The only delegates noting they won’t be attending next year quoted reasons such as ‘only focused on domestic market’ or ‘retirement from the industry’. 97 per cent rated the event good, very good or excellent compared to others in the industry, with 70 per cent noting very good or excellent.
The event in 2014 will take place in Bangkok 27-29 October. It is already proving popular with more than half of the presentation slots booked.
Aluminium bottle market
Hiroshi Ueno, general manager of marketing at Universal Can, spoke about the aluminium bottle market in Japan and Asia.
“We emphasise the new look metal bottle with the wide opening, inner pressure and aluminium metal benefits to our customers. The bottle has a cap size of 33 or 38 mm diameter. The shape is eye-catching and it is easier for consumers to drink and pour smoothly even when the beverage contains solids.”
He noted that the aluminium bottles have a good top-note, enabling customers to smell through the nose while drinking. The inner pressure releases gas with its aroma when opening. Finally, the aluminium bottle (ALB) has a good barrier against light and oxygen, which gives a better shelf-life and is light weight and highly recyclable.
Ueno gave an overview of the metal bottle market for beverages. In Japan, the quantity filled in 2012 was 2,291 million, which is a 102 per cent increase on 2011. The primary products include black or milk coffee, tea and juice. The second largest market is the US where 700 million bottle cans were filled in 2012. This was an increase of 290 per cent on 2011, primarily for the beer and energy drinks markets. South Korea is also prominent with 104 million, an increase of 114 per cent, for coffee and tea products.
“Compensating the price of our package, our clients add value to their product and success, because the manufacturing cost of ALB is higher by around 70 per cent even compared to SOT cans. From the acceptance of the ALB in the market of Japan, the bottle can help build customer brands by appealing as a new image of packaging and enhancing the aroma of the products.”
Christof Frohs from Ibea spoke about in-line colour monitoring for two-piece cans and printed metal sheets. Ibea’s pattern checker has a speed of up to 9,000 sheets per hour with black/white and colour line scan cameras with up to 8.000 pixels.
“The advantages are that it is an easy installation with limited risk of contamination due to colour splashes on the imager. Further benefits include use of individual windows for each label, sub regions within each window and significant reduction of waster sorting costs. It saves change- over time and with simple and easy to use software.”
Frohs asked what may be the future. “We are transferring our experience of transfer from metal sheet inspection to inspection at the printer itself. 360 degree check can ensure full label covering.”

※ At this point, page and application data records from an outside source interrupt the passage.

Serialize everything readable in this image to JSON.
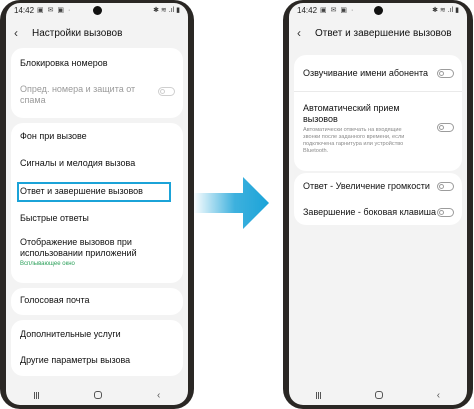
{
  "left": {
    "status": {
      "time": "14:42",
      "icons": "▣ ✉ ▣ ·",
      "right": "✱ ≋ .ıl ▮"
    },
    "header": {
      "title": "Настройки вызовов"
    },
    "items": {
      "block": "Блокировка номеров",
      "spam": "Опред. номера и защита от спама",
      "background": "Фон при вызове",
      "ringtone": "Сигналы и мелодия вызова",
      "answer_end": "Ответ и завершение вызовов",
      "quick_replies": "Быстрые ответы",
      "display_apps": "Отображение вызовов при использовании приложений",
      "display_apps_sub": "Всплывающее окно",
      "voicemail": "Голосовая почта",
      "additional": "Дополнительные услуги",
      "other": "Другие параметры вызова"
    }
  },
  "right": {
    "status": {
      "time": "14:42",
      "icons": "▣ ✉ ▣ ·",
      "right": "✱ ≋ .ıl ▮"
    },
    "header": {
      "title": "Ответ и завершение вызовов"
    },
    "items": {
      "announce": "Озвучивание имени абонента",
      "auto_answer": "Автоматический прием вызовов",
      "auto_answer_desc": "Автоматически отвечать на входящие звонки после заданного времени, если подключена гарнитура или устройство Bluetooth.",
      "volume_up": "Ответ - Увеличение громкости",
      "side_key": "Завершение - боковая клавиша"
    }
  },
  "colors": {
    "highlight": "#1ba3d8",
    "arrow": "#1ba3d8",
    "sub_text": "#2ba05a"
  },
  "icons": {
    "back": "back-arrow-icon",
    "nav_recents": "recents-icon",
    "nav_home": "home-icon",
    "nav_back": "chevron-left-icon"
  }
}
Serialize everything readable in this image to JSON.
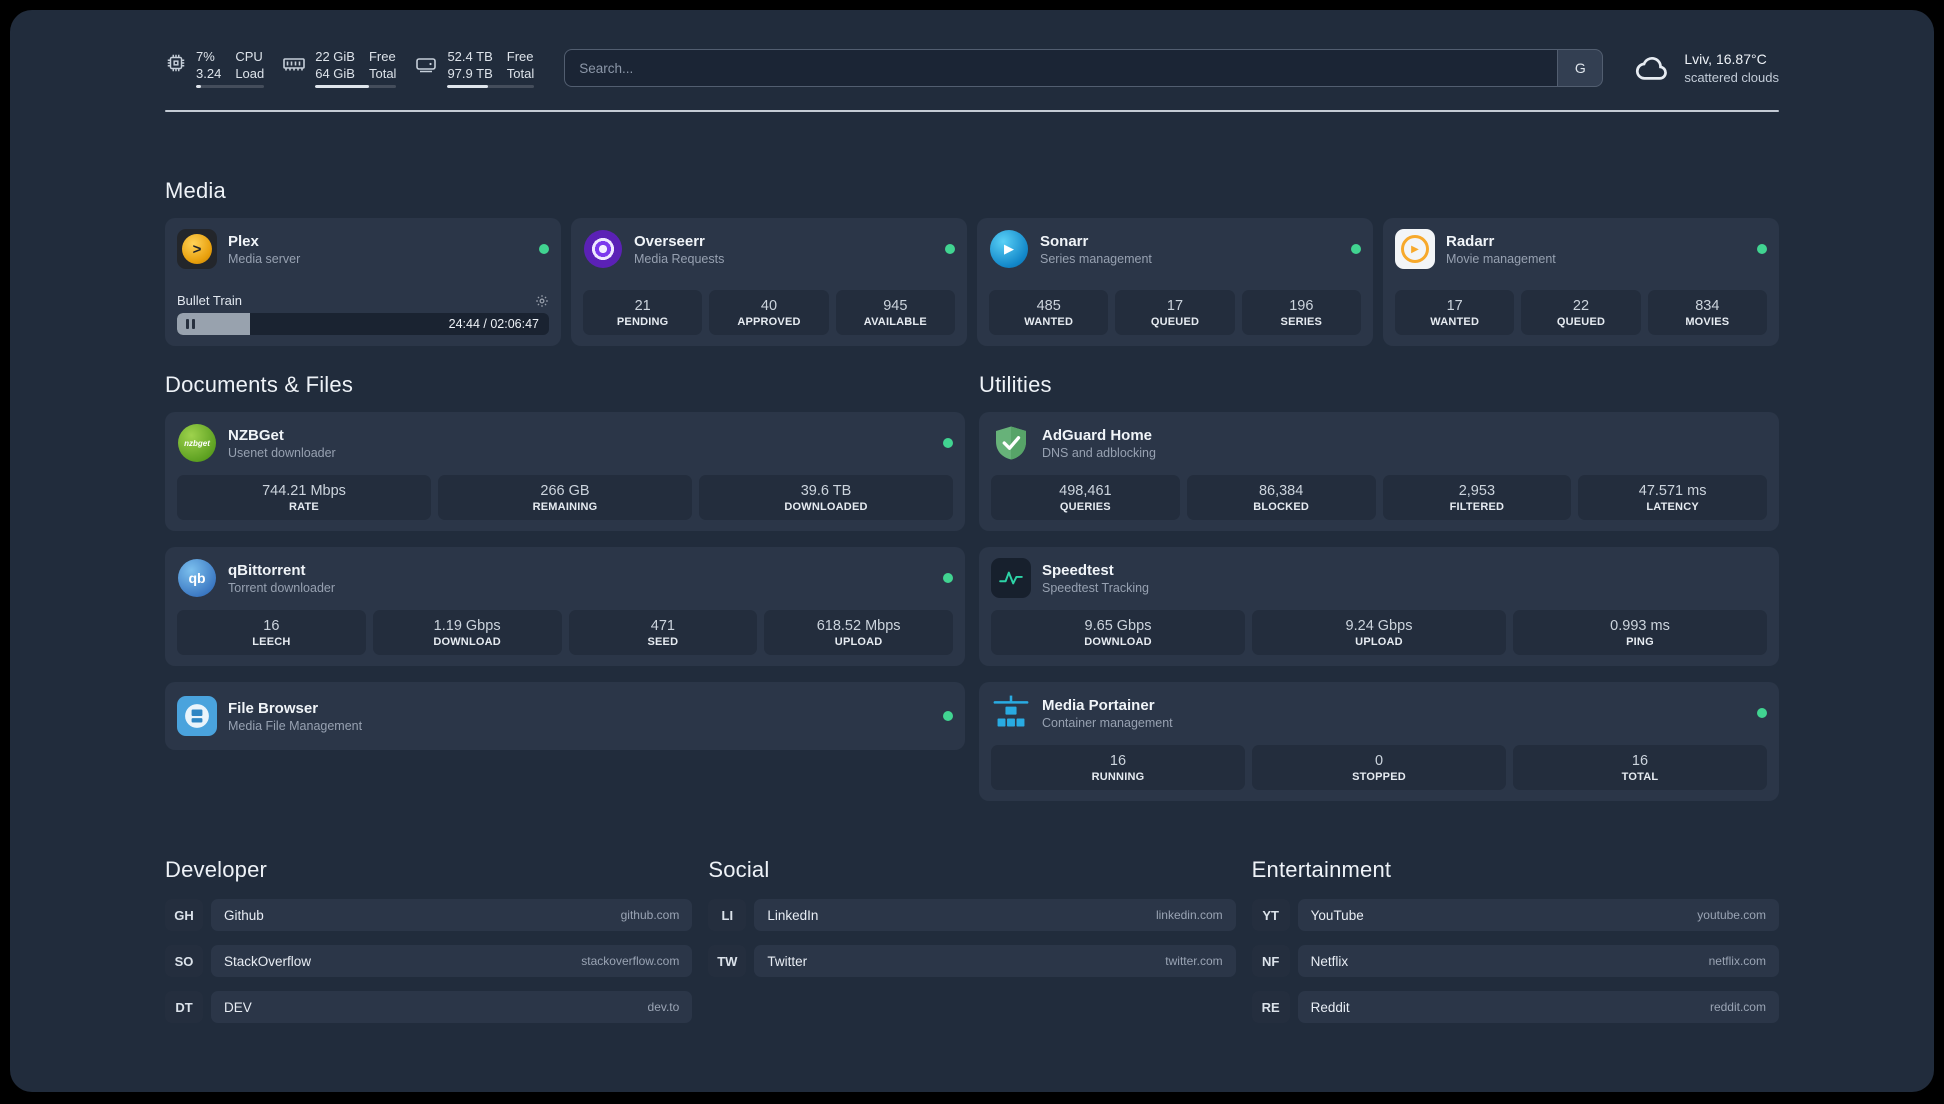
{
  "colors": {
    "status_online": "#41d491",
    "accent_blue": "#29abe2",
    "panel_bg": "#212c3c",
    "card_bg": "#2b3648"
  },
  "topbar": {
    "cpu": {
      "rows": [
        {
          "value": "7%",
          "label": "CPU"
        },
        {
          "value": "3.24",
          "label": "Load"
        }
      ],
      "bar_pct": 7
    },
    "memory": {
      "rows": [
        {
          "value": "22 GiB",
          "label": "Free"
        },
        {
          "value": "64 GiB",
          "label": "Total"
        }
      ],
      "bar_pct": 66
    },
    "disk": {
      "rows": [
        {
          "value": "52.4 TB",
          "label": "Free"
        },
        {
          "value": "97.9 TB",
          "label": "Total"
        }
      ],
      "bar_pct": 47
    },
    "search": {
      "placeholder": "Search...",
      "provider_label": "G"
    },
    "weather": {
      "location": "Lviv, 16.87°C",
      "condition": "scattered clouds"
    }
  },
  "media": {
    "title": "Media",
    "cards": [
      {
        "name": "Plex",
        "subtitle": "Media server",
        "status": "online",
        "player": {
          "title": "Bullet Train",
          "time": "24:44 / 02:06:47",
          "progress_pct": 19.5
        }
      },
      {
        "name": "Overseerr",
        "subtitle": "Media Requests",
        "status": "online",
        "stats": [
          {
            "value": "21",
            "label": "PENDING"
          },
          {
            "value": "40",
            "label": "APPROVED"
          },
          {
            "value": "945",
            "label": "AVAILABLE"
          }
        ]
      },
      {
        "name": "Sonarr",
        "subtitle": "Series management",
        "status": "online",
        "stats": [
          {
            "value": "485",
            "label": "WANTED"
          },
          {
            "value": "17",
            "label": "QUEUED"
          },
          {
            "value": "196",
            "label": "SERIES"
          }
        ]
      },
      {
        "name": "Radarr",
        "subtitle": "Movie management",
        "status": "online",
        "stats": [
          {
            "value": "17",
            "label": "WANTED"
          },
          {
            "value": "22",
            "label": "QUEUED"
          },
          {
            "value": "834",
            "label": "MOVIES"
          }
        ]
      }
    ]
  },
  "documents": {
    "title": "Documents & Files",
    "cards": [
      {
        "name": "NZBGet",
        "subtitle": "Usenet downloader",
        "status": "online",
        "stats": [
          {
            "value": "744.21 Mbps",
            "label": "RATE"
          },
          {
            "value": "266 GB",
            "label": "REMAINING"
          },
          {
            "value": "39.6 TB",
            "label": "DOWNLOADED"
          }
        ]
      },
      {
        "name": "qBittorrent",
        "subtitle": "Torrent downloader",
        "status": "online",
        "stats": [
          {
            "value": "16",
            "label": "LEECH"
          },
          {
            "value": "1.19 Gbps",
            "label": "DOWNLOAD"
          },
          {
            "value": "471",
            "label": "SEED"
          },
          {
            "value": "618.52 Mbps",
            "label": "UPLOAD"
          }
        ]
      },
      {
        "name": "File Browser",
        "subtitle": "Media File Management",
        "status": "online"
      }
    ]
  },
  "utilities": {
    "title": "Utilities",
    "cards": [
      {
        "name": "AdGuard Home",
        "subtitle": "DNS and adblocking",
        "stats": [
          {
            "value": "498,461",
            "label": "QUERIES"
          },
          {
            "value": "86,384",
            "label": "BLOCKED"
          },
          {
            "value": "2,953",
            "label": "FILTERED"
          },
          {
            "value": "47.571 ms",
            "label": "LATENCY"
          }
        ]
      },
      {
        "name": "Speedtest",
        "subtitle": "Speedtest Tracking",
        "stats": [
          {
            "value": "9.65 Gbps",
            "label": "DOWNLOAD"
          },
          {
            "value": "9.24 Gbps",
            "label": "UPLOAD"
          },
          {
            "value": "0.993 ms",
            "label": "PING"
          }
        ]
      },
      {
        "name": "Media Portainer",
        "subtitle": "Container management",
        "status": "online",
        "stats": [
          {
            "value": "16",
            "label": "RUNNING"
          },
          {
            "value": "0",
            "label": "STOPPED"
          },
          {
            "value": "16",
            "label": "TOTAL"
          }
        ]
      }
    ]
  },
  "bookmarks": [
    {
      "title": "Developer",
      "links": [
        {
          "abbr": "GH",
          "name": "Github",
          "domain": "github.com"
        },
        {
          "abbr": "SO",
          "name": "StackOverflow",
          "domain": "stackoverflow.com"
        },
        {
          "abbr": "DT",
          "name": "DEV",
          "domain": "dev.to"
        }
      ]
    },
    {
      "title": "Social",
      "links": [
        {
          "abbr": "LI",
          "name": "LinkedIn",
          "domain": "linkedin.com"
        },
        {
          "abbr": "TW",
          "name": "Twitter",
          "domain": "twitter.com"
        }
      ]
    },
    {
      "title": "Entertainment",
      "links": [
        {
          "abbr": "YT",
          "name": "YouTube",
          "domain": "youtube.com"
        },
        {
          "abbr": "NF",
          "name": "Netflix",
          "domain": "netflix.com"
        },
        {
          "abbr": "RE",
          "name": "Reddit",
          "domain": "reddit.com"
        }
      ]
    }
  ],
  "icons": {
    "plex_glyph": ">",
    "sonarr_glyph": "▶",
    "radarr_glyph": "▶",
    "nzbget_text": "nzbget",
    "qbittorrent_text": "qb"
  }
}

Patrick Geffers from Stork Print Austria spoke about film-less prepress. He noted, “The single step laser engraving process is a purely digital means of printing form imaging. It eliminates costly products like film and time-consuming processes such as exposure, washing and drying. Our DLX system is focused on the two-piece beverage industry and all our products are designed to meet the specific needs of these manufacturers.”
Geffers compared the results that are achievable
- Computer to Film. Due to diffusion of light (in transparent part of the film + due to exposing), the printing elements have a wide base. Reversed elements tend to clog up. In print heavy beaded edges appear. Due to dotgain, the smallest dot on the plate (one per cent) show in print a minimum of 12 per cent.
- Computer to Plate. Due to diffusion of light (due to exposing), the printing elements have still a wide base (less as CTF) Reversed elements tend to clog up. In print beaded edges appear. Due to dotgain, the smallest dot on the plate (one per cent) show in print a minimum of eight per cent.
- DLX. Only little diffusion of light ensures a stable base but, steep base. Reversed elements stay open better. In print beaded edges are, close to, not there. Due to dotgain, the smallest dot on the plate (one per cent) show in print a minimum of four per cent.
- Direct Laser Engraving. Due to no UV-exposing, the image can be shaped optimal for every customer / decorator. This way reversed elements are optimal, no beaded edges appear and dotgain can be eliminated (dots below one per cent in print are standard).
- “What makes the DLX different to other CTP systems? It is more compact, complete (RIP-system, Inline UV and HD standard) and is developed out of the demands from dry offset plate makers, printers and production managers,” concluded Geffers.
For more information on Asia CanTech 2014, click here: www.Asia-Can.com